An Unknown Disease Is Turning Starfish Into Goop

Starfish may be flexible, but they're also tough. Yet a mysterious "wasting syndrome" is making starfish from Southern California to Alaska decay while still alive. Populations are being decimated up and down the west coast.

The LA Times reports that the disease starts as a single sore and then progresses as the wound becomes infected, degrading one limb at a time over a few days. Similar wasting diseases have spread through starfish populations before once in the 80s and once in the 90s, but both of those incidents took place in warm water during El Niño and 2013 is not an El Niño year. UC Santa Cruz researcher Pete Raimondi gave this, shall we say, colorful description of the disease:

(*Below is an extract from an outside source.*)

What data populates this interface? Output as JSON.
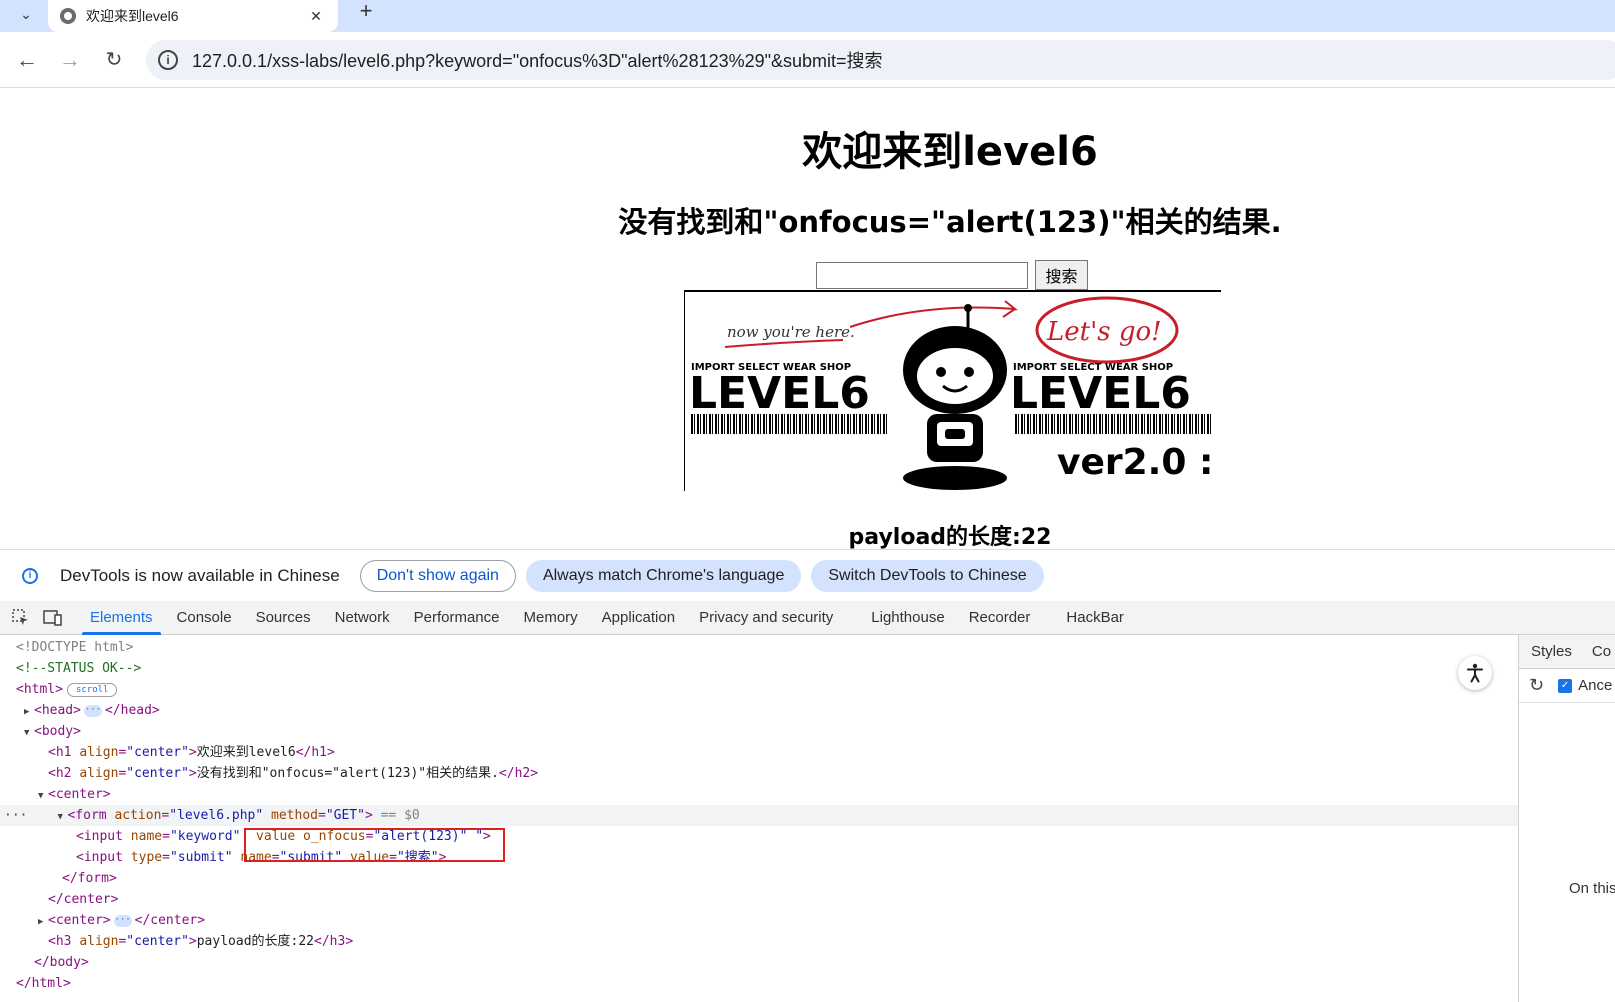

Imagine a wound on your finger that you never treated. The bacteria would continue to build up and just eat away the flesh until it fell off. That's how this disease goes.

Scientists are embarking on major data collection trips up and down the coast to observe and try to get a handle on what's happening. There isn't major concern so far that the coastal starfish will be totally wiped out, and there seems to be hope that they can repopulate. But in the meantime their reduced numbers may allow mussels to multiply, since starfish prey on mussels. Tide pool politics getting intense. [LA Times]

Photo courtesy of Steve Mohundro/Flickr